A Joint Terrorism Task Force (JTTF) is a locally based, multi-agency teams of investigators, analysts, linguists, SWAT experts, and other specialists who investigate terrorism and terrorism-related crimes. Seventy-one of the 106 JTTFs currently operated by the Department of Justice and the FBI were created after 9/11. Over 4,400 federal, state, and local law enforcement officers and agents work in them. These officers and agents come from more than 600 state and local agencies and 50 federal agencies.

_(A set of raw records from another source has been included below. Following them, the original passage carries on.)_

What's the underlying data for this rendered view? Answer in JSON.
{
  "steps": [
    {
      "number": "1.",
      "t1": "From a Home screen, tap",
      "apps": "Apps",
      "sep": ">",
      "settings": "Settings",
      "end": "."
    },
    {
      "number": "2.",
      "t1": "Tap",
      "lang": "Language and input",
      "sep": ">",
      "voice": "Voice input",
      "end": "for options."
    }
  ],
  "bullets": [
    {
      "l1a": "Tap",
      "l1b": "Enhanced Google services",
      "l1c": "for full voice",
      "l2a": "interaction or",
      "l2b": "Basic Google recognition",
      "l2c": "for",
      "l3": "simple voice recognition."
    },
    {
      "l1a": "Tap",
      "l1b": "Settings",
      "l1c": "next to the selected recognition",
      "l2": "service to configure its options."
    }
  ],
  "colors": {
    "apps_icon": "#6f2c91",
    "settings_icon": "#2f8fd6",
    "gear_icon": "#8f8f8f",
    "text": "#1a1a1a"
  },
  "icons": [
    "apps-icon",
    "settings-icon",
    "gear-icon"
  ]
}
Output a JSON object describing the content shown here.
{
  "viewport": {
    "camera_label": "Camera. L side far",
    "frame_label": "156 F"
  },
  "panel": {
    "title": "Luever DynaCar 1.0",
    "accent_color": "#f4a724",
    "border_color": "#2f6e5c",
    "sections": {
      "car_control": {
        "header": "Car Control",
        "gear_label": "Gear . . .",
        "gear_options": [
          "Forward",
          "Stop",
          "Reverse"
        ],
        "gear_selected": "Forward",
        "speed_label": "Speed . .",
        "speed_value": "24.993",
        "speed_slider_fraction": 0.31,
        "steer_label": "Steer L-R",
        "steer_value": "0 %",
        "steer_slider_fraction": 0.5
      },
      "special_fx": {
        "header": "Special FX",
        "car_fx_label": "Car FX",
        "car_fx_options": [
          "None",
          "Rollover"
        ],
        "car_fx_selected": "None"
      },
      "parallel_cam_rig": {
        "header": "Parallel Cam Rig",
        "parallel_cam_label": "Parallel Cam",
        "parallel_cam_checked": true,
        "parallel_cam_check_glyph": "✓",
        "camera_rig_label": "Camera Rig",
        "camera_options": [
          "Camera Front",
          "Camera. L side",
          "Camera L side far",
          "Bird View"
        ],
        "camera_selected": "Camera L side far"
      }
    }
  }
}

The FBI considers the JTTFs "the nation's front line on terrorism." They "investigate acts of terrorism that affect the U.S., its interests, property and citizens, including those employed by the U.S. and military personnel overseas." As this suggests, their operations are highly tactical and focus on investigations, developing human sources (informants), and gathering intelligence to thwart terrorist plots.
JTTFs also offer an important conduit for the sharing of intelligence developed from FBI-led counterterrorism investigations with outside agencies and state and local law enforcement. To help facilitate this, especially as the threat of homegrown jihadists has emerged, the number of top-secret security clearances issued to local police working on JTTFs has increased from 125 to 878 between 2007 and 2009.
There is also a National JTTF, which was established in July 2002 to serve as a coordinating mechanism with the FBI's partners. Some 40 agencies are now represented in the National JTTF, which has become a focal point for information sharing and the management of large-scale projects that involve multiple partners.
- Federal Bureau of Investigation, Protecting America from Terrorist Attack: Our Joint Terrorism Task Forces (full-text).
- Federal Bureau of Investigation, Protecting America Against Terrorist Attack: A Closer Look at Our Joint Terrorism Task Forces (May 2009) (full-text).
- Brig Barker * Steve Fowler, "The FBI Joint Terrorism Task Force Officer," 77 FBI Law Enforcement Bull. 13 (Nov. 2008).